Herbal supplements have the ability to provide a whole host of benefits—from boosting energy to aiding sleep, from enhancing memory to supporting the body’s many complex functions—but if you’re quick to reach for the off-brand bottle of your desired herb, you might want to reevaluate before you head to the checkout.
Maybe you’ve seen the story—but if not, here’s a quick rundown: On Monday February 2, 2015, New York’s attorney general’s office accused four major retailers of selling sham herbal products marketed under the respective store’s in-house brand name. And I’m willing to bet these four national chain stores are where many of us do our weekly shopping: Walmart, Target, GNC, and Walgreens.
Popular herbal supplements—including ginseng, Echinacea, St. John’s wort, garlic, ginkgo biloba, and saw palmetto—were subjected to DNA testing to verify that what’s on the label is indeed what’s in the bottle. The staggering results showed that, overall, only 21 percent of the tests verified the label claims—that is, that the plant on the label is in fact what’s in the bottle. Walmart performed the worst, with just 4 percent of its products showing DNA from the herbs on the label.
So if that bottle of ginkgo doesn’t have any ginkgo in it, what does it have? Veggies and fillers, basically: the tests found rice, beans, pine, citrus, asparagus, primrose, wheat, houseplant, wild carrot, and powdered legumes (the class of plants that includes peanuts and soybeans). Although these ingredients might not be harmful to some, those such as wheat and legumes are extremely dangerous to people with allergies.

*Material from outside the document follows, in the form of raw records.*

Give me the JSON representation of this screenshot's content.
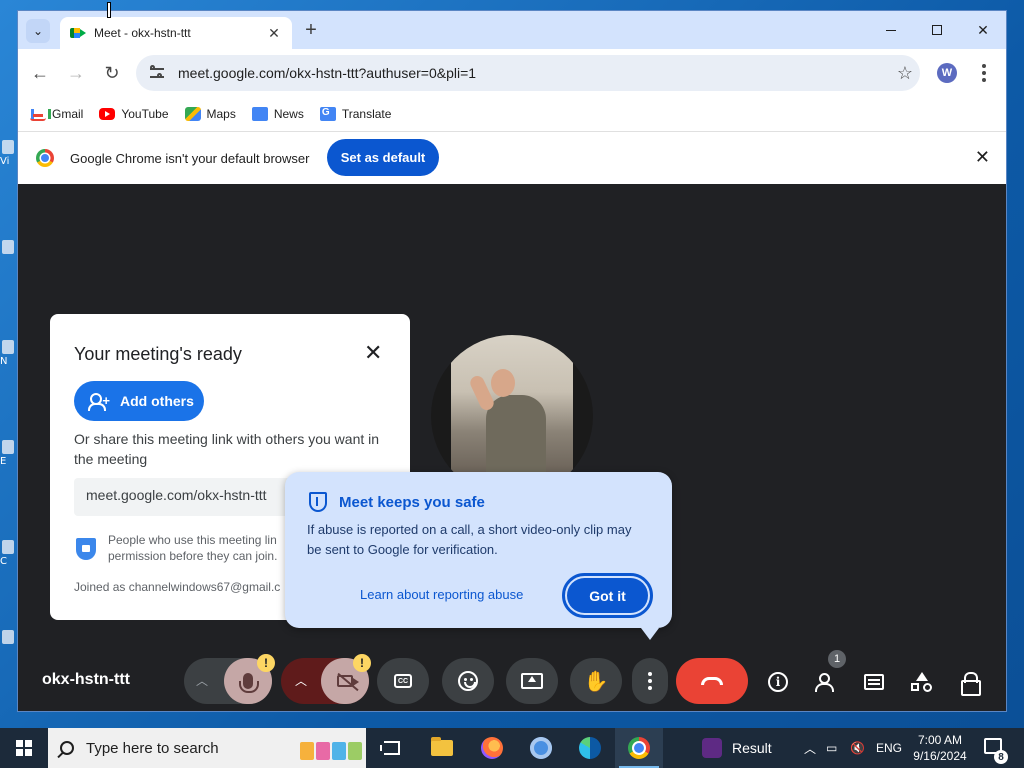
{
  "desktop": {
    "icons": [
      {
        "label": "Vi"
      },
      {
        "label": ""
      },
      {
        "label": "N"
      },
      {
        "label": "E"
      },
      {
        "label": "C"
      },
      {
        "label": ""
      }
    ]
  },
  "browser": {
    "tab": {
      "title": "Meet - okx-hstn-ttt",
      "close": "✕"
    },
    "new_tab": "+",
    "window_controls": {
      "close": "✕"
    },
    "address": {
      "url": "meet.google.com/okx-hstn-ttt?authuser=0&pli=1"
    },
    "profile_initial": "W",
    "bookmarks": [
      {
        "label": "Gmail",
        "icon": "gmail-icon"
      },
      {
        "label": "YouTube",
        "icon": "youtube-icon"
      },
      {
        "label": "Maps",
        "icon": "maps-icon"
      },
      {
        "label": "News",
        "icon": "news-icon"
      },
      {
        "label": "Translate",
        "icon": "translate-icon"
      }
    ],
    "infobar": {
      "message": "Google Chrome isn't your default browser",
      "button": "Set as default",
      "close": "✕"
    }
  },
  "meet": {
    "ready_dialog": {
      "title": "Your meeting's ready",
      "close": "✕",
      "add_button": "Add others",
      "share_text": "Or share this meeting link with others you want in the meeting",
      "link": "meet.google.com/okx-hstn-ttt",
      "permission_line1": "People who use this meeting lin",
      "permission_line2": "permission before they can join.",
      "joined_as": "Joined as channelwindows67@gmail.c"
    },
    "safe_popup": {
      "title": "Meet keeps you safe",
      "description": "If abuse is reported on a call, a short video-only clip may be sent to Google for verification.",
      "learn_link": "Learn about reporting abuse",
      "got_it": "Got it"
    },
    "meeting_code": "okx-hstn-ttt",
    "controls": {
      "mic_warning": "!",
      "cam_warning": "!",
      "cc_label": "CC",
      "people_count": "1"
    },
    "colors": {
      "end_call": "#ea4335",
      "primary": "#1a73e8",
      "popup_bg": "#d3e3fd"
    }
  },
  "taskbar": {
    "search_placeholder": "Type here to search",
    "result_app": "Result",
    "language": "ENG",
    "time": "7:00 AM",
    "date": "9/16/2024",
    "notification_count": "8"
  }
}
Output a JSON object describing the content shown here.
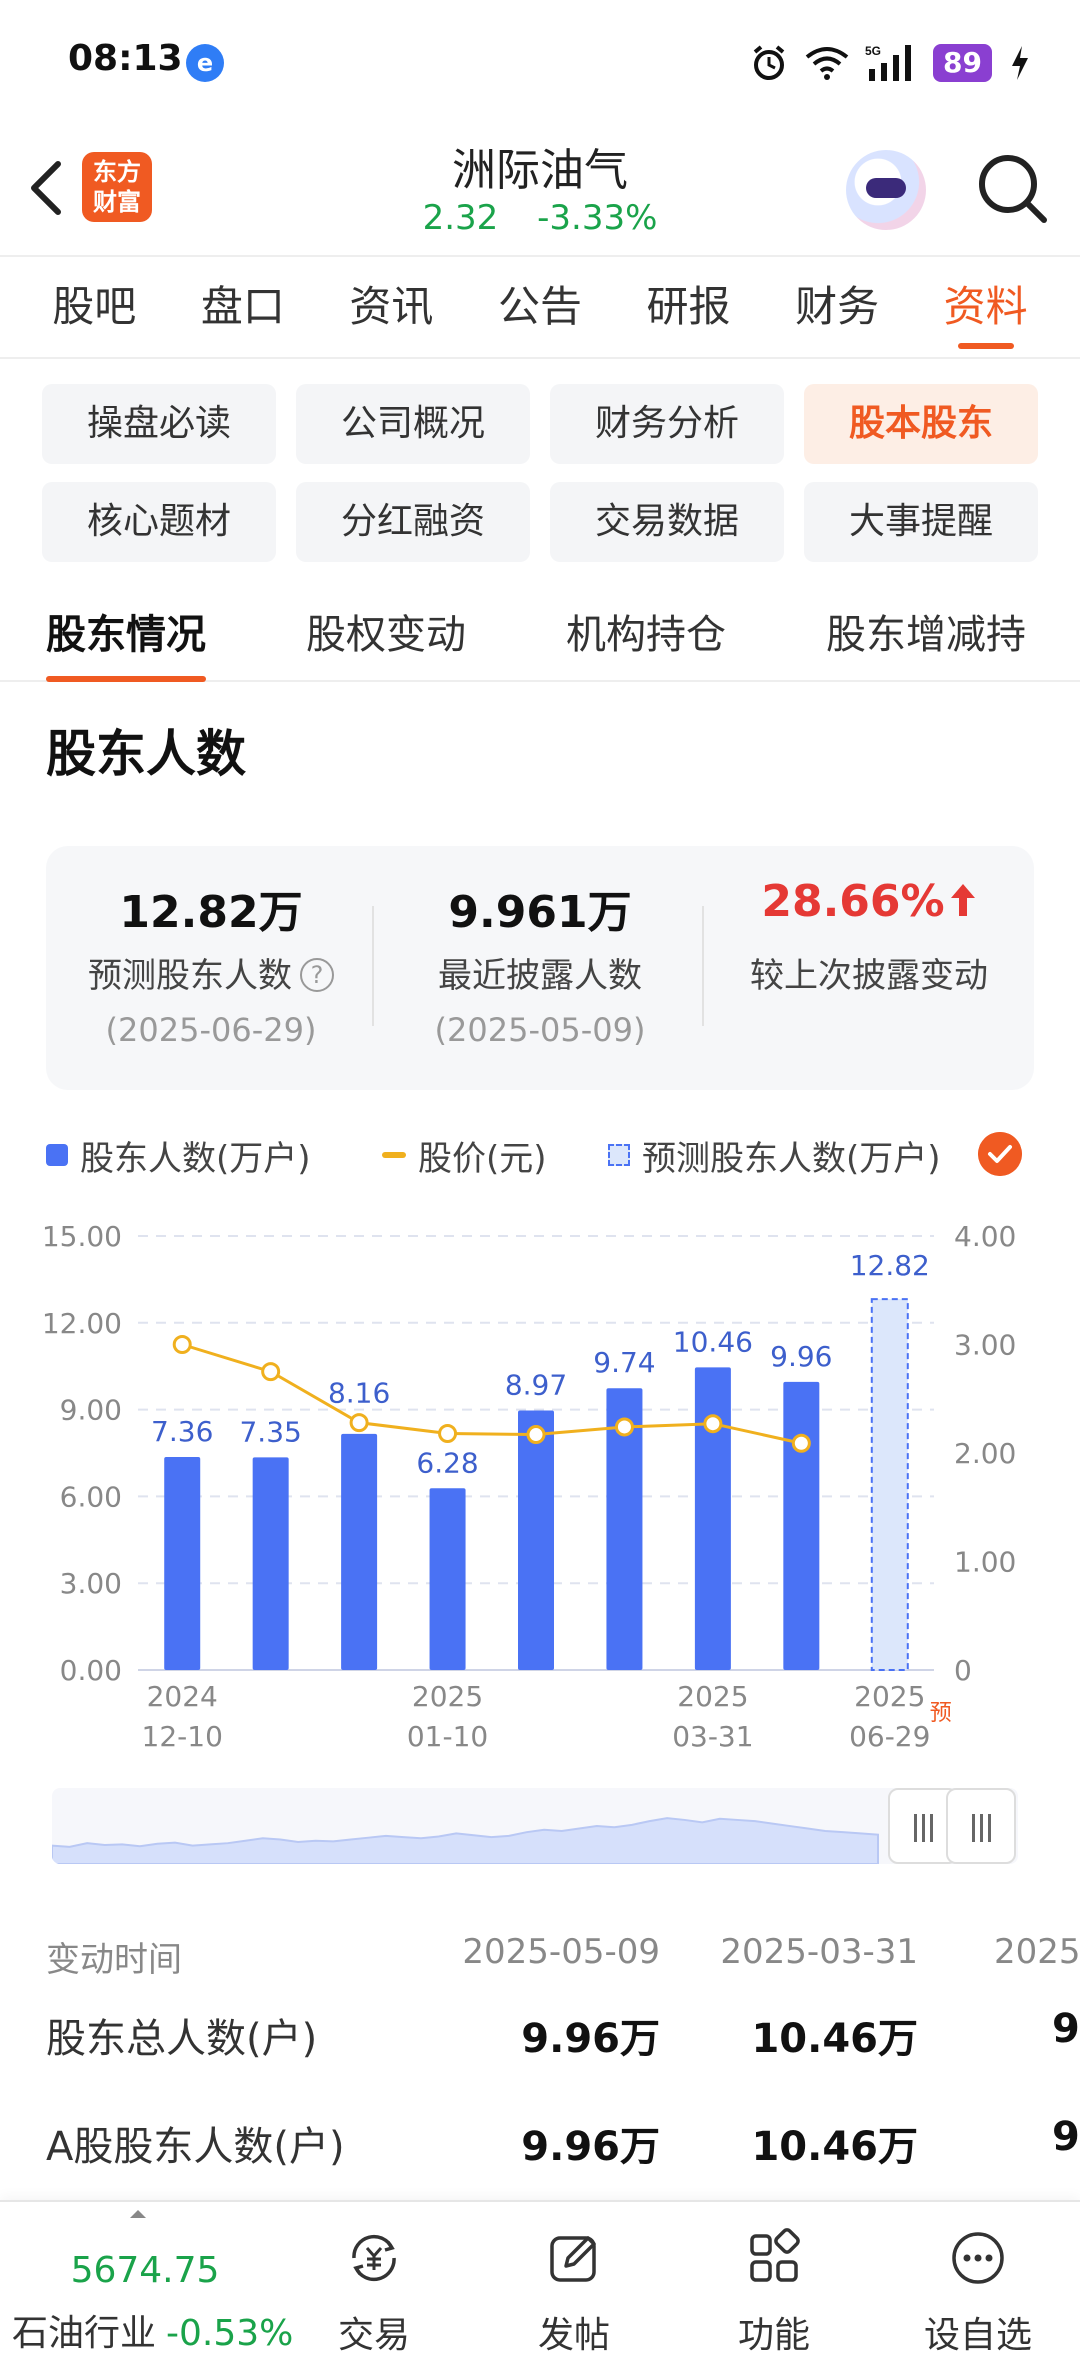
{
  "status_bar": {
    "time": "08:13",
    "app_icon_glyph": "e",
    "network": "5G",
    "battery": "89",
    "icons": [
      "alarm-icon",
      "wifi-icon",
      "signal-icon",
      "battery-icon",
      "charging-icon"
    ]
  },
  "header": {
    "brand_logo": "东方财富",
    "stock_name": "洲际油气",
    "price": "2.32",
    "change_pct": "-3.33%",
    "price_color": "#1aa34a"
  },
  "main_tabs": [
    {
      "label": "股吧",
      "active": false
    },
    {
      "label": "盘口",
      "active": false
    },
    {
      "label": "资讯",
      "active": false
    },
    {
      "label": "公告",
      "active": false
    },
    {
      "label": "研报",
      "active": false
    },
    {
      "label": "财务",
      "active": false
    },
    {
      "label": "资料",
      "active": true
    }
  ],
  "chips": [
    {
      "label": "操盘必读",
      "active": false
    },
    {
      "label": "公司概况",
      "active": false
    },
    {
      "label": "财务分析",
      "active": false
    },
    {
      "label": "股本股东",
      "active": true
    },
    {
      "label": "核心题材",
      "active": false
    },
    {
      "label": "分红融资",
      "active": false
    },
    {
      "label": "交易数据",
      "active": false
    },
    {
      "label": "大事提醒",
      "active": false
    }
  ],
  "sub_tabs": [
    {
      "label": "股东情况",
      "active": true
    },
    {
      "label": "股权变动",
      "active": false
    },
    {
      "label": "机构持仓",
      "active": false
    },
    {
      "label": "股东增减持",
      "active": false
    }
  ],
  "section_title": "股东人数",
  "stats": [
    {
      "value": "12.82万",
      "label": "预测股东人数",
      "date": "(2025-06-29)"
    },
    {
      "value": "9.961万",
      "label": "最近披露人数",
      "date": "(2025-05-09)"
    },
    {
      "value": "28.66%",
      "label": "较上次披露变动",
      "date": ""
    }
  ],
  "legend": {
    "bar": "股东人数(万户)",
    "line": "股价(元)",
    "predicted": "预测股东人数(万户)"
  },
  "colors": {
    "accent": "#f05a22",
    "bar": "#4a72f4",
    "line": "#f0b01e",
    "up": "#e53935",
    "down": "#1aa34a"
  },
  "chart_data": {
    "type": "bar",
    "categories": [
      "2024-12-10",
      "",
      "",
      "2025-01-10",
      "",
      "",
      "2025-03-31",
      "",
      "2025-06-29"
    ],
    "x_tick_labels": [
      {
        "index": 0,
        "year": "2024",
        "date": "12-10"
      },
      {
        "index": 3,
        "year": "2025",
        "date": "01-10"
      },
      {
        "index": 6,
        "year": "2025",
        "date": "03-31"
      },
      {
        "index": 8,
        "year": "2025",
        "date": "06-29"
      }
    ],
    "predicted_marker": "预",
    "series": [
      {
        "name": "股东人数(万户)",
        "type": "bar",
        "values": [
          7.36,
          7.35,
          8.16,
          6.28,
          8.97,
          9.74,
          10.46,
          9.96,
          null
        ]
      },
      {
        "name": "预测股东人数(万户)",
        "type": "bar-predicted",
        "values": [
          null,
          null,
          null,
          null,
          null,
          null,
          null,
          null,
          12.82
        ]
      },
      {
        "name": "股价(元)",
        "type": "line",
        "axis": "right",
        "values": [
          3.0,
          2.75,
          2.28,
          2.18,
          2.17,
          2.24,
          2.27,
          2.09,
          null
        ]
      }
    ],
    "y_left": {
      "ticks": [
        "0.00",
        "3.00",
        "6.00",
        "9.00",
        "12.00",
        "15.00"
      ],
      "ylim": [
        0,
        15
      ]
    },
    "y_right": {
      "ticks": [
        "0",
        "1.00",
        "2.00",
        "3.00",
        "4.00"
      ],
      "ylim": [
        0,
        4
      ]
    },
    "overview_values": [
      0.3,
      0.28,
      0.34,
      0.31,
      0.32,
      0.29,
      0.33,
      0.35,
      0.3,
      0.32,
      0.34,
      0.38,
      0.42,
      0.4,
      0.36,
      0.38,
      0.37,
      0.4,
      0.43,
      0.46,
      0.44,
      0.42,
      0.45,
      0.5,
      0.47,
      0.44,
      0.46,
      0.52,
      0.56,
      0.54,
      0.58,
      0.62,
      0.6,
      0.64,
      0.7,
      0.75,
      0.72,
      0.68,
      0.74,
      0.72,
      0.7,
      0.66,
      0.62,
      0.58,
      0.54,
      0.52,
      0.5,
      0.48
    ],
    "grid": true
  },
  "table": {
    "header": {
      "label": "变动时间",
      "cols": [
        "2025-05-09",
        "2025-03-31",
        "2025-"
      ]
    },
    "rows": [
      {
        "label": "股东总人数(户)",
        "cols": [
          "9.96万",
          "10.46万",
          "9."
        ]
      },
      {
        "label": "A股股东人数(户)",
        "cols": [
          "9.96万",
          "10.46万",
          "9."
        ]
      }
    ]
  },
  "bottom_bar": {
    "industry_value": "5674.75",
    "industry_name": "石油行业",
    "industry_change": "-0.53%",
    "nav": [
      {
        "label": "交易",
        "icon": "trade-icon"
      },
      {
        "label": "发帖",
        "icon": "post-icon"
      },
      {
        "label": "功能",
        "icon": "apps-icon"
      },
      {
        "label": "设自选",
        "icon": "more-icon"
      }
    ]
  }
}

Armed with these facts, what are we, as consumers, to do about it? As someone who scrutinizes product labels and carefully studies ingredients on the daily, I’m a big proponent of being an educated consumer. As long as I know what’s in a given product—the good, the bad, and the downright dirty—I am, at least, empowered with enough knowledge to enable me to make the decision that is best for me and my health.

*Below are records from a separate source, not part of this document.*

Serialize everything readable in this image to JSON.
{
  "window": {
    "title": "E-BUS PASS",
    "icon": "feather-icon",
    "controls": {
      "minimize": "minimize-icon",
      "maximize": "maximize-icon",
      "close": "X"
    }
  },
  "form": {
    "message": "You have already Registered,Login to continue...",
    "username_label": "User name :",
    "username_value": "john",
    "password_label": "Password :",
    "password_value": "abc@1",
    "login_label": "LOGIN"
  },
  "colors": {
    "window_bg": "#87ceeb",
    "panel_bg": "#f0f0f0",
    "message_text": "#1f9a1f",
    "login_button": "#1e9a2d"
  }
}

Last August, I had the opportunity to tour the Gaia Herbs farm in Brevard, North Carolina. It was absolutely breathtaking! Gorgeous greenery, beautiful rolling mountains, and the natural buzz of wildlife made this “business trip” feel more like a “vacation.”
Part of the Gaia farm tour included a walk through the company’s processing facility—as well as an in-depth discussion of how Gaia grows, harvests, selects, and processes their herbs. I saw it firsthand: This is a company that places safety and efficacy at the top of their priority list.
“We’re taking every initiative to be fully transparent—right to the consumption of the product,” says Gaia founder, CEO, and president Ric Scalzo. “So what we claim on our label is indeed what’s in the bottle.”
In fact, 15 percent of the company is dedicated to quality control and quality assurance; these guys run tests to validate the raw material all the way from seed to shelf but have nothing to do with making or packaging the product.
“Gaia stood up and really challenged the industry because, especially with plants, it’s easy to say, ‘alright, this is Echinacea, and I know Echinacea, I can taste it and it’s got this Echinacea flavor to it; it makes my mouth tingle, so therefore it’s Echinacea,’” says Scalzo—but because so much adulteration takes place in the herbal industry, it’s become Gaia’s practice to routinely test for DNA on every herb.
“We’re the only company in the country validating identity to DNA,” Scalzo continues. “It’s quite a unique accomplishment.”
Look for the April issue of Natural Solutions for the full story—and to get an in-depth look at how Gaia lives up to its company-wide motto of purity + integrity = potency.